  2. I have seen situations like this over the centuries, and they don’t end well for those in power. Justice Huffman does not realize that time has passed him by and he is the problem (and that is why critics simply annoy him). And why might I ask is Justice Huffman speaking for the council? The Chief is the Chair of the council, not J. Huffman.

    I can only think it’s because the Chief wants nothing to do with all of this but he can’t hide his head in the sand. And the head of the AOC is merely the Council’s secretary! The branch has allowed all of its power to be concentrated in three people who are out of touch and have lost credibility. No group can effectively lead if they choose to be dismissive, AWOL and highly insulated crotchets.

  3. “What we do hope to promote is debate that is based on the most accurate information available.”

    The most accurate information available or merely that information that they are willing to acknowledge and/or divulge?? There seems to be a HUGE difference between the two, and please allow me to present today’s word of the day:

    propaganda: official government communications to the public that are designed to influence opinion. The information may be true or false, but it is always carefully selected for its political effect.

  4. why does he think the article was misleading? What is not to understand? The facts are very straightforward The AOC gave raises or promotions to some of its empoyees during a fiscal crisis. Isn’t that enough?

    I’d sure like to see the satutory authority that supports J Huffmans contentions about the chief’s authority (over everyone and everything) and the council…not a rule of court approved by them.

    And how can say you want to promote debate when you call anyone that disagrees with you shrill and uninformed or that what they are suggesting is tantamount to muntiny? If there was open debate allowed, you would not have blogs like this!

    What was said at this last council meeting, particularly the “suprise” motion or whatever it was, screams for what the counties have: that the Board of Supervisors as a body (or a majority of the body) is not allowed to meet unless they are in a public forum.

  5. “Political language is designed to make lies sound truthful and murder respectable, and to give the appearance of solidity to pure wind.” — George Orwell

    “It is impossible calculate the moral mischief, if I may so express it, that mental lying has produced in society. When a man has so far corrupted and prostituted the chastity of his mind as to subscribe his professional belief to things he does not believe he has prepared himself for the commission of every other crime.” — Thomas Paine

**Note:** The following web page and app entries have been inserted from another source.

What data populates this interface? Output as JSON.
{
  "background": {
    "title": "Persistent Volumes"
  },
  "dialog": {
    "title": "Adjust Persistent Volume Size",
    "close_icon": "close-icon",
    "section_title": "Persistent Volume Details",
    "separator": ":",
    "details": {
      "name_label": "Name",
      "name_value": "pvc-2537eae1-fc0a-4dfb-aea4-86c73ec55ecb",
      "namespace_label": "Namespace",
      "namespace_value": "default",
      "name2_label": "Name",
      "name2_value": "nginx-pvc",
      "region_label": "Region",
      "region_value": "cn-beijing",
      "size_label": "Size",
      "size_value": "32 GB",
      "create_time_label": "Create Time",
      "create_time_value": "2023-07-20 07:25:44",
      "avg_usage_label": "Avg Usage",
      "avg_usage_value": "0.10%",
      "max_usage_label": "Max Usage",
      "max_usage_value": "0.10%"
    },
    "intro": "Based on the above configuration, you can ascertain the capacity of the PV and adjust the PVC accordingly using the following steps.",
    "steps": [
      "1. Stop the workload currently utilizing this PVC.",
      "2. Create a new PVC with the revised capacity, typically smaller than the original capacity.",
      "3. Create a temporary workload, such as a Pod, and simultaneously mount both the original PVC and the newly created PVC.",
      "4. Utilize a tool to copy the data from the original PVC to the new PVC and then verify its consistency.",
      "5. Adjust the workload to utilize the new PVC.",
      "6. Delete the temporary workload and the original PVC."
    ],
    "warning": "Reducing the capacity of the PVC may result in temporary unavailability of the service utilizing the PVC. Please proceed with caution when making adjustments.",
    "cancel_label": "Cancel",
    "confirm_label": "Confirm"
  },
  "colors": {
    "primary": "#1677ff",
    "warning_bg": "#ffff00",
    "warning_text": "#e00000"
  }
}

  6. Definitely propaganda, the Justice’s letter reads like a standard AOC Office of Communications news release. These guys never write their own communications.